WHAT YOU WILL DO
Answer with a number only, stating how many lines of the records hold the word "this".

MATERIAL SUPPLIED
BEGIN
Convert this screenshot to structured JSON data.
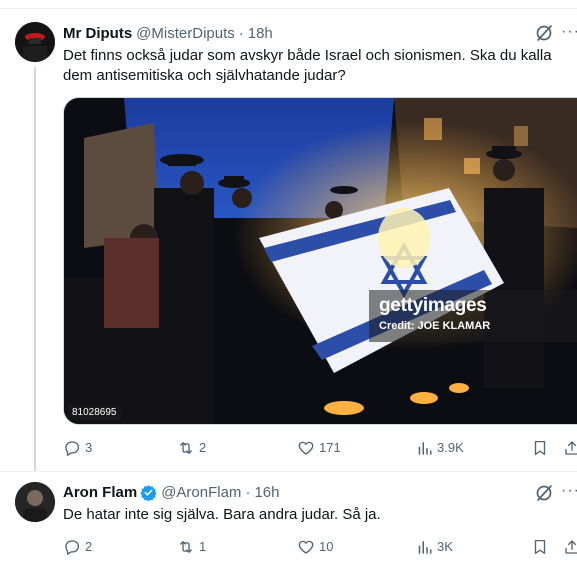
{
  "tweets": [
    {
      "author": {
        "name": "Mr Diputs",
        "handle": "@MisterDiputs",
        "time": "18h",
        "verified": false
      },
      "text": "Det finns också judar som avskyr både Israel och sionismen. Ska du kalla dem antisemitiska och självhatande judar?",
      "media": {
        "watermark_brand": "gettyimages",
        "watermark_credit": "Credit: JOE KLAMAR",
        "image_id": "81028695"
      },
      "stats": {
        "replies": "3",
        "retweets": "2",
        "likes": "171",
        "views": "3.9K"
      }
    },
    {
      "author": {
        "name": "Aron Flam",
        "handle": "@AronFlam",
        "time": "16h",
        "verified": true
      },
      "text": "De hatar inte sig själva. Bara andra judar. Så ja.",
      "stats": {
        "replies": "2",
        "retweets": "1",
        "likes": "10",
        "views": "3K"
      }
    }
  ],
  "colors": {
    "text": "#0f1419",
    "secondary": "#536471",
    "verified": "#1d9bf0",
    "divider": "#eff3f4"
  },
  "icons": [
    "grok-icon",
    "more-icon",
    "reply-icon",
    "retweet-icon",
    "like-icon",
    "views-icon",
    "bookmark-icon",
    "share-icon",
    "verified-icon"
  ]
}
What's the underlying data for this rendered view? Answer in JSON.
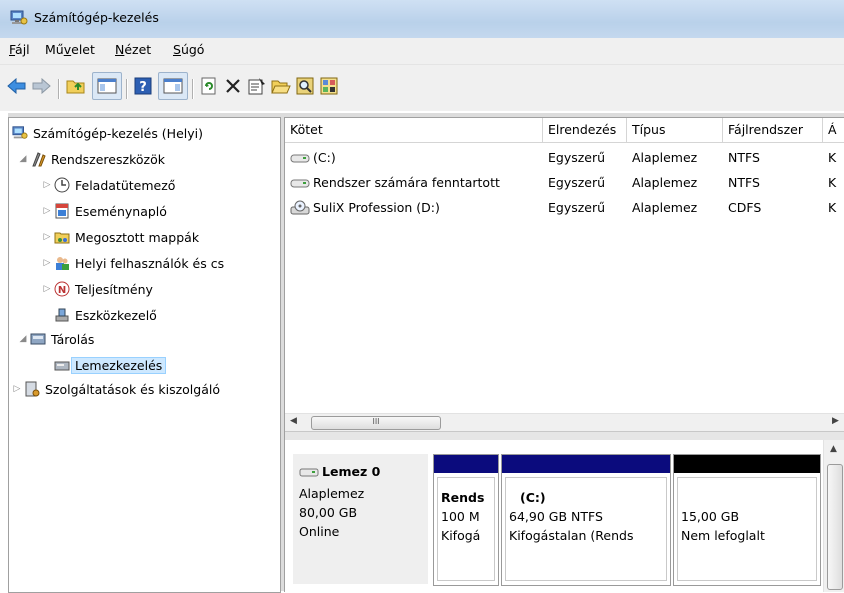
{
  "window": {
    "title": "Számítógép-kezelés"
  },
  "menu": [
    {
      "pre": "",
      "u": "F",
      "post": "ájl"
    },
    {
      "pre": "Mű",
      "u": "v",
      "post": "elet"
    },
    {
      "pre": "",
      "u": "N",
      "post": "ézet"
    },
    {
      "pre": "",
      "u": "S",
      "post": "úgó"
    }
  ],
  "toolbar_icons": [
    "back-arrow-icon",
    "forward-arrow-icon",
    "up-folder-icon",
    "show-hide-tree-icon",
    "help-icon",
    "show-hide-action-pane-icon",
    "refresh-icon",
    "delete-icon",
    "properties-icon",
    "open-folder-icon",
    "search-icon",
    "settings-icon"
  ],
  "tree": [
    {
      "label": "Számítógép-kezelés (Helyi)",
      "icon": "computer-management-icon"
    },
    {
      "label": "Rendszereszközök",
      "icon": "tools-icon"
    },
    {
      "label": "Feladatütemező",
      "icon": "clock-icon"
    },
    {
      "label": "Eseménynapló",
      "icon": "event-log-icon"
    },
    {
      "label": "Megosztott mappák",
      "icon": "shared-folder-icon"
    },
    {
      "label": "Helyi felhasználók és cs",
      "icon": "users-icon"
    },
    {
      "label": "Teljesítmény",
      "icon": "performance-icon"
    },
    {
      "label": "Eszközkezelő",
      "icon": "device-manager-icon"
    },
    {
      "label": "Tárolás",
      "icon": "storage-icon"
    },
    {
      "label": "Lemezkezelés",
      "icon": "disk-management-icon"
    },
    {
      "label": "Szolgáltatások és kiszolgáló",
      "icon": "services-icon"
    }
  ],
  "volumes": {
    "columns": [
      "Kötet",
      "Elrendezés",
      "Típus",
      "Fájlrendszer",
      "Á"
    ],
    "rows": [
      {
        "name": "(C:)",
        "layout": "Egyszerű",
        "type": "Alaplemez",
        "fs": "NTFS",
        "status": "K",
        "icon": "drive-icon"
      },
      {
        "name": "Rendszer számára fenntartott",
        "layout": "Egyszerű",
        "type": "Alaplemez",
        "fs": "NTFS",
        "status": "K",
        "icon": "drive-icon"
      },
      {
        "name": "SuliX Profession (D:)",
        "layout": "Egyszerű",
        "type": "Alaplemez",
        "fs": "CDFS",
        "status": "K",
        "icon": "cd-drive-icon"
      }
    ],
    "scroll_grip": "III"
  },
  "disk": {
    "name": "Lemez 0",
    "type": "Alaplemez",
    "size": "80,00 GB",
    "status": "Online",
    "partitions": [
      {
        "l1": "Rends",
        "l2": "100 M",
        "l3": "Kifogá",
        "color": "#0b0b7d"
      },
      {
        "l1": "(C:)",
        "l2": "64,90 GB NTFS",
        "l3": "Kifogástalan (Rends",
        "color": "#0b0b7d"
      },
      {
        "l1": "",
        "l2": "15,00 GB",
        "l3": "Nem lefoglalt",
        "color": "#000000"
      }
    ]
  }
}
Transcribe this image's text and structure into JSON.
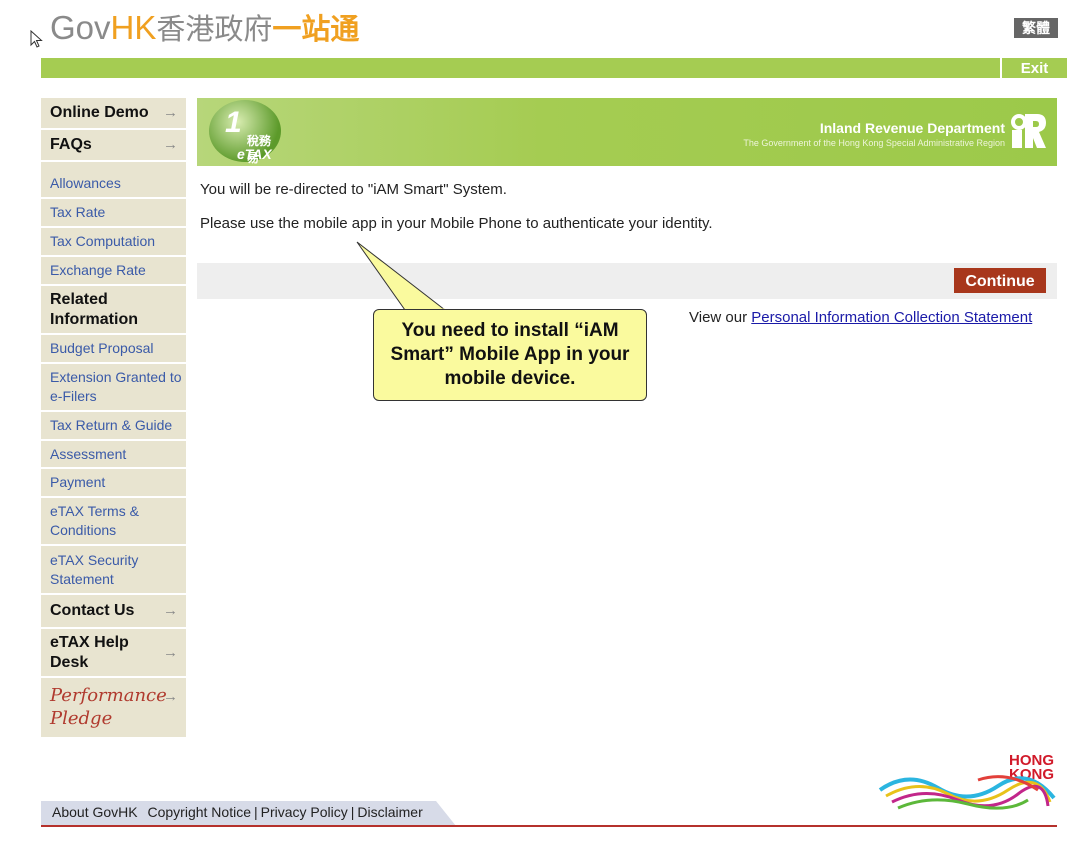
{
  "header": {
    "logo_gov": "Gov",
    "logo_hk": "HK",
    "logo_zh1": "香港政府",
    "logo_zh2": "一站通",
    "lang_button": "繁體",
    "exit_button": "Exit"
  },
  "sidebar": {
    "items": [
      {
        "label": "Online Demo",
        "type": "bold",
        "arrow": true
      },
      {
        "label": "FAQs",
        "type": "bold",
        "arrow": true
      },
      {
        "label": "Allowances",
        "type": "link"
      },
      {
        "label": "Tax Rate",
        "type": "link"
      },
      {
        "label": "Tax Computation",
        "type": "link"
      },
      {
        "label": "Exchange Rate",
        "type": "link"
      },
      {
        "label": "Related Information",
        "type": "heading"
      },
      {
        "label": "Budget Proposal",
        "type": "link"
      },
      {
        "label": "Extension Granted to e-Filers",
        "type": "link"
      },
      {
        "label": "Tax Return & Guide",
        "type": "link"
      },
      {
        "label": "Assessment",
        "type": "link"
      },
      {
        "label": "Payment",
        "type": "link"
      },
      {
        "label": "eTAX Terms & Conditions",
        "type": "link"
      },
      {
        "label": "eTAX Security Statement",
        "type": "link"
      },
      {
        "label": "Contact Us",
        "type": "bold",
        "arrow": true
      },
      {
        "label": "eTAX Help Desk",
        "type": "bold",
        "arrow": true
      }
    ],
    "performance_pledge_line1": "Performance",
    "performance_pledge_line2": "Pledge"
  },
  "banner": {
    "etax_zh": "稅務易",
    "etax_en": "eTAX",
    "dept_name": "Inland Revenue Department",
    "dept_sub": "The Government of the Hong Kong Special Administrative Region"
  },
  "main": {
    "message1": "You will be re-directed to \"iAM Smart\" System.",
    "message2": "Please use the mobile app in your Mobile Phone to authenticate your identity.",
    "continue_button": "Continue",
    "pics_prefix": "View our ",
    "pics_link": "Personal Information Collection Statement"
  },
  "callout": {
    "text": "You need to install “iAM Smart” Mobile App in your mobile device."
  },
  "footer": {
    "links": [
      "About GovHK",
      "Copyright Notice",
      "Privacy Policy",
      "Disclaimer"
    ],
    "brand_line1": "HONG",
    "brand_line2": "KONG"
  },
  "colors": {
    "green": "#a5cc52",
    "continue": "#a8371c",
    "sidebar_bg": "#e8e4d0",
    "link": "#3a5aa8",
    "footer_rule": "#b5312c",
    "callout_bg": "#fafa9e"
  }
}
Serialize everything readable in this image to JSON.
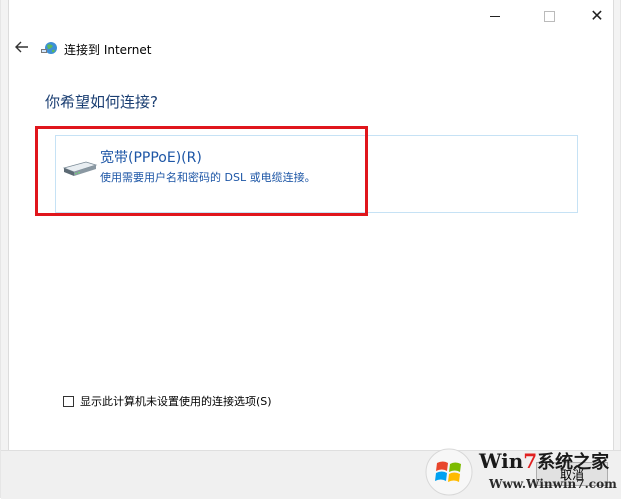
{
  "window": {
    "title": "连接到 Internet",
    "caption": {
      "minimize": "minimize",
      "maximize": "maximize",
      "close": "✕"
    }
  },
  "heading": "你希望如何连接?",
  "option": {
    "title": "宽带(PPPoE)(R)",
    "description": "使用需要用户名和密码的 DSL 或电缆连接。"
  },
  "checkbox": {
    "label": "显示此计算机未设置使用的连接选项(S)",
    "checked": false
  },
  "footer": {
    "cancel_label": "取消"
  },
  "watermark": {
    "brand_win": "Win",
    "brand_7": "7",
    "brand_cn": "系统之家",
    "url": "Www.Winwin7.com"
  },
  "colors": {
    "heading": "#1a3e72",
    "link": "#1d56a6",
    "highlight": "#e0161c"
  }
}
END
WRITTEN ANSWER
4